_What you need to do_:
Copy out every line of the data that has the word "خراسان" somewhere in it.

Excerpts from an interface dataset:
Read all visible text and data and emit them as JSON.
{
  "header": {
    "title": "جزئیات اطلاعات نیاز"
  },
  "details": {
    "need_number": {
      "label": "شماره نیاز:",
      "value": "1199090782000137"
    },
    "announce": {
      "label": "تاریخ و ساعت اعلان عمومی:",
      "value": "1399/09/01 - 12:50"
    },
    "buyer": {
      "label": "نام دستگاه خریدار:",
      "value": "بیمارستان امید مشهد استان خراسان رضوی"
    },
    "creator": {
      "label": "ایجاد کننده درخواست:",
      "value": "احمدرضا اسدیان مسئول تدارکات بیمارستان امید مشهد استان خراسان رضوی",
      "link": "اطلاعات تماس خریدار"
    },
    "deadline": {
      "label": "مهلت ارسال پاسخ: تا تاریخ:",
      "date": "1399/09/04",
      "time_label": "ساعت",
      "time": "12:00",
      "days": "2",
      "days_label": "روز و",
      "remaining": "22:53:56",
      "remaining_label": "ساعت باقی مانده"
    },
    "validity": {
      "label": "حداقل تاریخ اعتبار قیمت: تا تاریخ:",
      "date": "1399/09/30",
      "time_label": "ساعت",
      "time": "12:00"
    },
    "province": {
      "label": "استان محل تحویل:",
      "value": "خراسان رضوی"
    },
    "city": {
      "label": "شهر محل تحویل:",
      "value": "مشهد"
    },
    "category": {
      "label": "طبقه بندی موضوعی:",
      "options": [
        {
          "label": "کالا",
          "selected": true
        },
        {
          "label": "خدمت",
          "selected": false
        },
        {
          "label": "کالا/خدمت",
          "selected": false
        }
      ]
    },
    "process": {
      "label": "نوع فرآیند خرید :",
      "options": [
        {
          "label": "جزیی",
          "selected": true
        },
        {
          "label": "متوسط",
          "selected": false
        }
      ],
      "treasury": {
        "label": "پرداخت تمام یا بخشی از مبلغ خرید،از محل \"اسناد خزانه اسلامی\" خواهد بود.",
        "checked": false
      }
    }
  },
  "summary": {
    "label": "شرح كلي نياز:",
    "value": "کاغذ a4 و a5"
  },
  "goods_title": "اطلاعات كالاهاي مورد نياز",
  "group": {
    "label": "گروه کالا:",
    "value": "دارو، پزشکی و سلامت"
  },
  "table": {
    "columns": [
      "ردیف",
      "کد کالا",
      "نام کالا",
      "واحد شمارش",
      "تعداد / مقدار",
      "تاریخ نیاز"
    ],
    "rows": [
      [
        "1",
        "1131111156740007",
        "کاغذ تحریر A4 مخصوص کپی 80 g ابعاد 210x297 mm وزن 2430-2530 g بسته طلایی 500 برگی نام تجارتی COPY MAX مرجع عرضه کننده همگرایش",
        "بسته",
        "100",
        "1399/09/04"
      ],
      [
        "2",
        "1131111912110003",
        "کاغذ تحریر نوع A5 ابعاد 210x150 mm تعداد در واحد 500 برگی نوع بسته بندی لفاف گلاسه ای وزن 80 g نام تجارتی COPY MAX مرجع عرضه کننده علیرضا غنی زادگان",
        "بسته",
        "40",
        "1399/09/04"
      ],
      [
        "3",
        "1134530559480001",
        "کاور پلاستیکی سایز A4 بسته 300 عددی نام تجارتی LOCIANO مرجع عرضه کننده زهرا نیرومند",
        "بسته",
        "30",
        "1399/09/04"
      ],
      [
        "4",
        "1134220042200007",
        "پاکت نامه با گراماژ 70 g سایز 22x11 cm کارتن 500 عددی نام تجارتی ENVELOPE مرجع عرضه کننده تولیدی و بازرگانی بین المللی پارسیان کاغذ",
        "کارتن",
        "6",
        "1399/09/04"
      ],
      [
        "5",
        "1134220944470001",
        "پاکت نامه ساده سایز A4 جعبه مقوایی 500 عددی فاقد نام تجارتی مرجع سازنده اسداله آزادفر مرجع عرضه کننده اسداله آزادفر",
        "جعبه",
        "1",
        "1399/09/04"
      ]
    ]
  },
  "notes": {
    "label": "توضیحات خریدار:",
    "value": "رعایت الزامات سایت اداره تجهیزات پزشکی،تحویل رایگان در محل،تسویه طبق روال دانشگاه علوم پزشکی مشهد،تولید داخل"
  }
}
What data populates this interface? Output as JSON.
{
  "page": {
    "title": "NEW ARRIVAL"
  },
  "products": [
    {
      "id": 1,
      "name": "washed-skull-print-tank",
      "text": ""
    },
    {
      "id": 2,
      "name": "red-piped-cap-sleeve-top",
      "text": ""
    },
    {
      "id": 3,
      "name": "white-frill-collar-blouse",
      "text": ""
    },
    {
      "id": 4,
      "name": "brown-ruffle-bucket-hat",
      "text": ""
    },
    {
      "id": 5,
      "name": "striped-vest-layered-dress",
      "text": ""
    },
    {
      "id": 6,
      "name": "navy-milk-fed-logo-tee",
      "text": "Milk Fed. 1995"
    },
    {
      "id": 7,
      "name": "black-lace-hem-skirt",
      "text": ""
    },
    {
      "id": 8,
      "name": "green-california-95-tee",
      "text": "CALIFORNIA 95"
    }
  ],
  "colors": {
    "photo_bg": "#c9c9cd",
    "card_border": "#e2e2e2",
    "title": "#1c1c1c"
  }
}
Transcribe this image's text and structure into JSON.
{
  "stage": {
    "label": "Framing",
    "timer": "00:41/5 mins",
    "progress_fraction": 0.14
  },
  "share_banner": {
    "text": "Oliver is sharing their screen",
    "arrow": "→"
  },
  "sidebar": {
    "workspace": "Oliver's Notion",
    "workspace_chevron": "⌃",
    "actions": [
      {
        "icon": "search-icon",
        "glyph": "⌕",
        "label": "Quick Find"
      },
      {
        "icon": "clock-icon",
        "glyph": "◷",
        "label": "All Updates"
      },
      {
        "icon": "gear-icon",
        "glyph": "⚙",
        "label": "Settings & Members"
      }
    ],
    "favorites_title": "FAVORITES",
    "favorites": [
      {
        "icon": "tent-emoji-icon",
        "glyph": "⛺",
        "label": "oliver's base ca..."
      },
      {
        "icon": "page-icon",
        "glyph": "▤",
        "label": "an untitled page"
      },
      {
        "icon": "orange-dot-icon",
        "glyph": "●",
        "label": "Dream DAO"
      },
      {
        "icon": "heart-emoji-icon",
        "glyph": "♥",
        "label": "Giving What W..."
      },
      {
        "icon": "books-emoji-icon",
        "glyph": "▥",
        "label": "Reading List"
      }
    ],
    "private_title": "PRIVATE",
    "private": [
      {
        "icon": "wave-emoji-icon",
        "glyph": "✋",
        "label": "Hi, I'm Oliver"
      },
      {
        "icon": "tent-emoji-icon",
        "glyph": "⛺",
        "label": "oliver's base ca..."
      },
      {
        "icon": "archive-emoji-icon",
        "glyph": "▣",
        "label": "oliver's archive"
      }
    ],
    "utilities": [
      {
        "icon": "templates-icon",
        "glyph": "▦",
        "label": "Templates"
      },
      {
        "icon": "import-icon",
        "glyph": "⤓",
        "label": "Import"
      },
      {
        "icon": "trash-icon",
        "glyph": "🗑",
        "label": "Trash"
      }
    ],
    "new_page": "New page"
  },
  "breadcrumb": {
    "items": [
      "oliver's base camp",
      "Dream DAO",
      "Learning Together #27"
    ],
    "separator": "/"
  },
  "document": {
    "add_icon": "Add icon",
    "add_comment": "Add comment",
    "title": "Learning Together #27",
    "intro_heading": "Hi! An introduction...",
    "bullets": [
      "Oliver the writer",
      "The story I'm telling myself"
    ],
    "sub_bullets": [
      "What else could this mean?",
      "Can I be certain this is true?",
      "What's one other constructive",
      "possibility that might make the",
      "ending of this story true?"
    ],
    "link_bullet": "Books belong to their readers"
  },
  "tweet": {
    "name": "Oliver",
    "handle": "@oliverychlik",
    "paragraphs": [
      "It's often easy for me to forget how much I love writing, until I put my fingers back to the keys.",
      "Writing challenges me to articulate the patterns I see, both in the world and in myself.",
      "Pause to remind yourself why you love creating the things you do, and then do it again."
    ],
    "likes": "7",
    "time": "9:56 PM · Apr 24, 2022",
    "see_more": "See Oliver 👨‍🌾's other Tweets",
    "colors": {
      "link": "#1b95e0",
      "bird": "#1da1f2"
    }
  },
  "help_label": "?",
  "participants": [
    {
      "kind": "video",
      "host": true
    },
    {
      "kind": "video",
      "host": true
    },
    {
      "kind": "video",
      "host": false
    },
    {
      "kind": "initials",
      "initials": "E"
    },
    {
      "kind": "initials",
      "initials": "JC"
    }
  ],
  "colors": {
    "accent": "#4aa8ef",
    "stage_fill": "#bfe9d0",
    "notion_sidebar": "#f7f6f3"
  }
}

_The completed task_:
      "value": "بیمارستان امید مشهد استان خراسان رضوی"
      "value": "احمدرضا اسدیان مسئول تدارکات بیمارستان امید مشهد استان خراسان رضوی",
      "value": "خراسان رضوی"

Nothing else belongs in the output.